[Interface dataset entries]
<<<<

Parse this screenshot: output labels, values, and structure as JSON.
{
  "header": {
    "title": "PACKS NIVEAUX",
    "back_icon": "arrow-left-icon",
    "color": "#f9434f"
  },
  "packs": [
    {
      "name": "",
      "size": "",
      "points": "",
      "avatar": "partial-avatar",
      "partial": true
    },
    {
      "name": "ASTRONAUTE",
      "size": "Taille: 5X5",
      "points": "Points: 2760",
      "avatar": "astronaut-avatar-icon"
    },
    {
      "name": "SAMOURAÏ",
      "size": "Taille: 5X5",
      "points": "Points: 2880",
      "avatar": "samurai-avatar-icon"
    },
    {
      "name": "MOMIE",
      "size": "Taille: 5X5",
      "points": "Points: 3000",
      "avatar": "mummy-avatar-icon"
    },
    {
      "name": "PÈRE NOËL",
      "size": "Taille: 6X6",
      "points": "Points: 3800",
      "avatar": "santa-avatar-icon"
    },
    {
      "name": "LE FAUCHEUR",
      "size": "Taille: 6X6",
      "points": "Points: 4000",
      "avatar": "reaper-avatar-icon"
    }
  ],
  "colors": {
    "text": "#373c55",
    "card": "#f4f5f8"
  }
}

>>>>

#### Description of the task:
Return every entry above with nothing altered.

#### Reply to the task:
Parse this screenshot: output labels, values, and structure as JSON.
{
  "header": {
    "title": "PACKS NIVEAUX",
    "back_icon": "arrow-left-icon",
    "color": "#f9434f"
  },
  "packs": [
    {
      "name": "",
      "size": "",
      "points": "",
      "avatar": "partial-avatar",
      "partial": true
    },
    {
      "name": "ASTRONAUTE",
      "size": "Taille: 5X5",
      "points": "Points: 2760",
      "avatar": "astronaut-avatar-icon"
    },
    {
      "name": "SAMOURAÏ",
      "size": "Taille: 5X5",
      "points": "Points: 2880",
      "avatar": "samurai-avatar-icon"
    },
    {
      "name": "MOMIE",
      "size": "Taille: 5X5",
      "points": "Points: 3000",
      "avatar": "mummy-avatar-icon"
    },
    {
      "name": "PÈRE NOËL",
      "size": "Taille: 6X6",
      "points": "Points: 3800",
      "avatar": "santa-avatar-icon"
    },
    {
      "name": "LE FAUCHEUR",
      "size": "Taille: 6X6",
      "points": "Points: 4000",
      "avatar": "reaper-avatar-icon"
    }
  ],
  "colors": {
    "text": "#373c55",
    "card": "#f4f5f8"
  }
}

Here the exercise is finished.